(Interface dataset entries)
· · · ·

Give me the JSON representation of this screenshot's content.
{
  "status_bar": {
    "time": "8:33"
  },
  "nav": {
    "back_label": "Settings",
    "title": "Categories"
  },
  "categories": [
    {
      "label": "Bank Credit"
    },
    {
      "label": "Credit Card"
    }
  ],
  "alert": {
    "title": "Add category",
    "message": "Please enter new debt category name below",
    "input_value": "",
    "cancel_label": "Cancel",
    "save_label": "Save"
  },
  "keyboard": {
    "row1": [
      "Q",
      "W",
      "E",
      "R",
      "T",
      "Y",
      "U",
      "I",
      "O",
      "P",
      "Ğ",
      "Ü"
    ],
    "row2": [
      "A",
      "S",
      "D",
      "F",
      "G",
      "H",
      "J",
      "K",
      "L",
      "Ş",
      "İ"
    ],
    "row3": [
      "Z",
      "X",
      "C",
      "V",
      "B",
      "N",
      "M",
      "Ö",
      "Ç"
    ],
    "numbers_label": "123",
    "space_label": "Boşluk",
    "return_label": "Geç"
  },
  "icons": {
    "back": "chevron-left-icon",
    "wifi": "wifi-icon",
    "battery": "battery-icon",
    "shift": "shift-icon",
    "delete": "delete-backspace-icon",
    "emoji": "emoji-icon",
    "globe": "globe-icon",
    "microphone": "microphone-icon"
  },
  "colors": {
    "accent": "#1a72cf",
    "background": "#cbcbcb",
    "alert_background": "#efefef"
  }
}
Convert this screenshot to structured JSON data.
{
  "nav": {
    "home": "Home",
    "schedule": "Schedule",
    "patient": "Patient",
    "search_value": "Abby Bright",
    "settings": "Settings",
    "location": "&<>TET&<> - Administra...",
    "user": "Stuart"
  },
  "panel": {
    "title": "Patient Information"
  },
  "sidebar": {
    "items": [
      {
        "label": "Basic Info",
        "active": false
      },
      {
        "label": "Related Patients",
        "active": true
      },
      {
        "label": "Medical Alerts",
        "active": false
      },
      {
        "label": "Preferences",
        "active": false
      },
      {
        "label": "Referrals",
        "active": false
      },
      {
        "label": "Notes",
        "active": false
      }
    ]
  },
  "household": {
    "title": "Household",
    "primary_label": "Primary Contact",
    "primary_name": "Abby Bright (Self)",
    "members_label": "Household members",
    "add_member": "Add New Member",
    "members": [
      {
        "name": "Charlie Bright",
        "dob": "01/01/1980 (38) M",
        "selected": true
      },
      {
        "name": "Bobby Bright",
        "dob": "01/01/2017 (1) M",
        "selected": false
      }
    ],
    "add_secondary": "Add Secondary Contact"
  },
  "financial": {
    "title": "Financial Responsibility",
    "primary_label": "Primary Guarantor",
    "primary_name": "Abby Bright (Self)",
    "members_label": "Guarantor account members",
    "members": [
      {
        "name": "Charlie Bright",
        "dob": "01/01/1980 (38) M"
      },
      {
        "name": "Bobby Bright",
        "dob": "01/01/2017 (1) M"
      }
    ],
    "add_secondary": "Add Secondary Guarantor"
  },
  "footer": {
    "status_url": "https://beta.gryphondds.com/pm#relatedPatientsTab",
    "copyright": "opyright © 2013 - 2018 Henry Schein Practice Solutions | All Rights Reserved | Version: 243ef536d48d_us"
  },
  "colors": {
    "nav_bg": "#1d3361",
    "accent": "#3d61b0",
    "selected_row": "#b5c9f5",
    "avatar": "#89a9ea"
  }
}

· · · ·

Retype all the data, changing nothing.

Give me the JSON representation of this screenshot's content.
{
  "status_bar": {
    "time": "8:33"
  },
  "nav": {
    "back_label": "Settings",
    "title": "Categories"
  },
  "categories": [
    {
      "label": "Bank Credit"
    },
    {
      "label": "Credit Card"
    }
  ],
  "alert": {
    "title": "Add category",
    "message": "Please enter new debt category name below",
    "input_value": "",
    "cancel_label": "Cancel",
    "save_label": "Save"
  },
  "keyboard": {
    "row1": [
      "Q",
      "W",
      "E",
      "R",
      "T",
      "Y",
      "U",
      "I",
      "O",
      "P",
      "Ğ",
      "Ü"
    ],
    "row2": [
      "A",
      "S",
      "D",
      "F",
      "G",
      "H",
      "J",
      "K",
      "L",
      "Ş",
      "İ"
    ],
    "row3": [
      "Z",
      "X",
      "C",
      "V",
      "B",
      "N",
      "M",
      "Ö",
      "Ç"
    ],
    "numbers_label": "123",
    "space_label": "Boşluk",
    "return_label": "Geç"
  },
  "icons": {
    "back": "chevron-left-icon",
    "wifi": "wifi-icon",
    "battery": "battery-icon",
    "shift": "shift-icon",
    "delete": "delete-backspace-icon",
    "emoji": "emoji-icon",
    "globe": "globe-icon",
    "microphone": "microphone-icon"
  },
  "colors": {
    "accent": "#1a72cf",
    "background": "#cbcbcb",
    "alert_background": "#efefef"
  }
}
Convert this screenshot to structured JSON data.
{
  "nav": {
    "home": "Home",
    "schedule": "Schedule",
    "patient": "Patient",
    "search_value": "Abby Bright",
    "settings": "Settings",
    "location": "&<>TET&<> - Administra...",
    "user": "Stuart"
  },
  "panel": {
    "title": "Patient Information"
  },
  "sidebar": {
    "items": [
      {
        "label": "Basic Info",
        "active": false
      },
      {
        "label": "Related Patients",
        "active": true
      },
      {
        "label": "Medical Alerts",
        "active": false
      },
      {
        "label": "Preferences",
        "active": false
      },
      {
        "label": "Referrals",
        "active": false
      },
      {
        "label": "Notes",
        "active": false
      }
    ]
  },
  "household": {
    "title": "Household",
    "primary_label": "Primary Contact",
    "primary_name": "Abby Bright (Self)",
    "members_label": "Household members",
    "add_member": "Add New Member",
    "members": [
      {
        "name": "Charlie Bright",
        "dob": "01/01/1980 (38) M",
        "selected": true
      },
      {
        "name": "Bobby Bright",
        "dob": "01/01/2017 (1) M",
        "selected": false
      }
    ],
    "add_secondary": "Add Secondary Contact"
  },
  "financial": {
    "title": "Financial Responsibility",
    "primary_label": "Primary Guarantor",
    "primary_name": "Abby Bright (Self)",
    "members_label": "Guarantor account members",
    "members": [
      {
        "name": "Charlie Bright",
        "dob": "01/01/1980 (38) M"
      },
      {
        "name": "Bobby Bright",
        "dob": "01/01/2017 (1) M"
      }
    ],
    "add_secondary": "Add Secondary Guarantor"
  },
  "footer": {
    "status_url": "https://beta.gryphondds.com/pm#relatedPatientsTab",
    "copyright": "opyright © 2013 - 2018 Henry Schein Practice Solutions | All Rights Reserved | Version: 243ef536d48d_us"
  },
  "colors": {
    "nav_bg": "#1d3361",
    "accent": "#3d61b0",
    "selected_row": "#b5c9f5",
    "avatar": "#89a9ea"
  }
}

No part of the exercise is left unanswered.